Giannini stated that obtaining CAQs makes PAs more "marketable" and more "enticing" to the hospitals looking to integrate PAs into the clinical mix.
"The extra certification is an opportunity for professional growth and an advantage that makes them more marketable," he said. “It's a way to quantify or show expertise in a certain area. To us, it is enticing to get candidates with extra certifications; they can integrate into the practice more quickly and already have the training, skills, and knowledge to work in the specialty."
Reasons to Become a Physician Assistant
There are several reasons to become a physician assistant: the education takes less time than training to practice as an MD; PAs are paid reasonably well (the median pay for a PA in 2017 was $104,860 per year, according to the Bureau of Labor Statistics); they also have greater flexibility in career options, work fewer hours than doctors, keep more regular schedules, and have excellent job prospects.
"It’s a wonderful field for anyone in healthcare to get into," Giannini said. "There continues to be expansive growth for the profession in a wide variety of specialties. Nationally, PAs are used in primary care, outpatient subspecialties, inpatient medicine, inpatient specialty, and emergency medicine."
When asked why PAs should consider hospital-based medicine as opposed to primary care or another specialty, he remarked, "PAs working in hospitals see a variety of patient presentations and illnesses. You get to use the breadth of your education working with patients who are at their worst. Also, you get to see the changes you make in their health and feel the reward of that and then help them integrate back into their life and community."
Filling the Gap in Care
Giannini said hospital medical directors have as many reasons to hire PAs as there are to enter the profession. He listed three to consider:
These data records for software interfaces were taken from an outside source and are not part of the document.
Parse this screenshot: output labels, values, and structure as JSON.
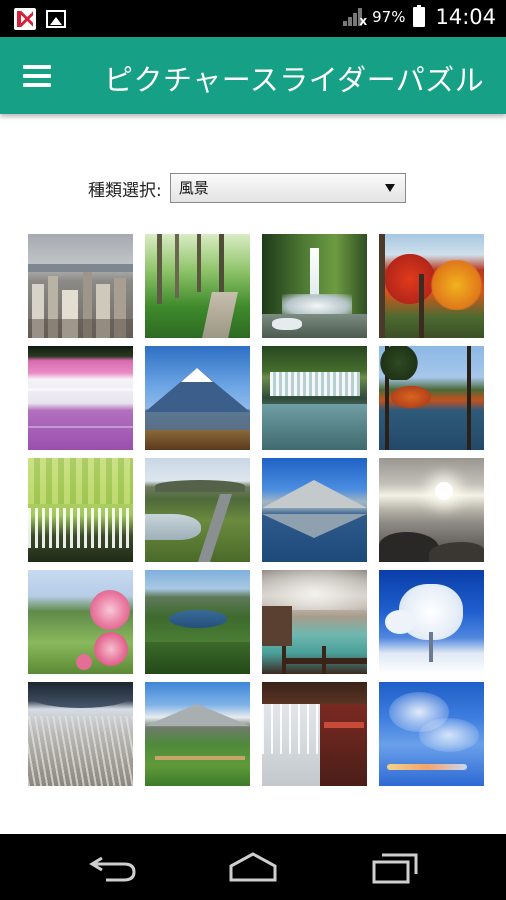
{
  "status_bar": {
    "battery_percent": "97%",
    "time": "14:04",
    "icons": [
      "kaspersky-icon",
      "gallery-notification-icon",
      "signal-icon",
      "battery-icon"
    ]
  },
  "app_bar": {
    "title": "ピクチャースライダーパズル",
    "menu_icon": "hamburger-menu-icon",
    "color": "#16a085"
  },
  "type_selector": {
    "label": "種類選択:",
    "selected": "風景"
  },
  "thumbnails": [
    "city-skyline",
    "forest-boardwalk",
    "forest-waterfall",
    "autumn-maple",
    "moss-phlox-field",
    "mount-fuji",
    "shiraito-falls",
    "autumn-lake",
    "wisteria",
    "marsh-boardwalk",
    "mountain-reflection",
    "sunset-coast",
    "hollyhock-flowers",
    "crater-lake",
    "hot-spring-town",
    "snow-covered-trees",
    "pampas-grass",
    "alpine-meadow",
    "icicles-eaves",
    "blue-sky-clouds"
  ],
  "nav_bar": {
    "icons": [
      "back-icon",
      "home-icon",
      "recent-apps-icon"
    ]
  }
}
Provider shortage. "SCP Health staffs hospitals in many rural areas and the physician shortage makes it difficult to provide quality care. PAs are a great option to help staff those contracts."
Ease of recruiting. "When talking with physicians and Medical Directors about incorporating PAs into their practice, I always discuss the benefit of increasing the recruiting pool. It allows you to increase your candidate base and bring on the best providers (physician and PA) into your program."
Healthcare industry finances. "Diversifying the provider mix within our hospital medicine programs can help combat the increasing cost of healthcare and decreasing reimbursement from payers."
Giannini warns PAs to be cognizant of the need to outline expectations for their role and for doctors to know their scope of practice.
"Physicians don't always know how to work with PAs, and that can affect relationships," he said. "There is a need to educate physicians on the scope of practice and role of PAs to build a better collaborative and supervisory relationship. The quality they provide is extraordinary; you just need to know to how to implement them in practices."
Projections and Outlook for Physician Assistant Industry Growth
The future looks bright for physician assistants.
The occupation is projected to grow 37 percent by 2026, much faster than the average for all occupations, according to the Bureau of Labor Statistics. As the demand for health care services increases, physician assistants will be needed to provide care to patients to fill the gap left by the physician shortage.
In an industry struggling to improve access to care and optimal outcomes for all patients, PAs will continue to be in demand in all specialties, including Emergency and Hospital Medicine.
SCP Health places a high value on the role of physician assistants by making them a vital part of the patient care team. Click here to learn more about working with SCP as a PA and see available job openings.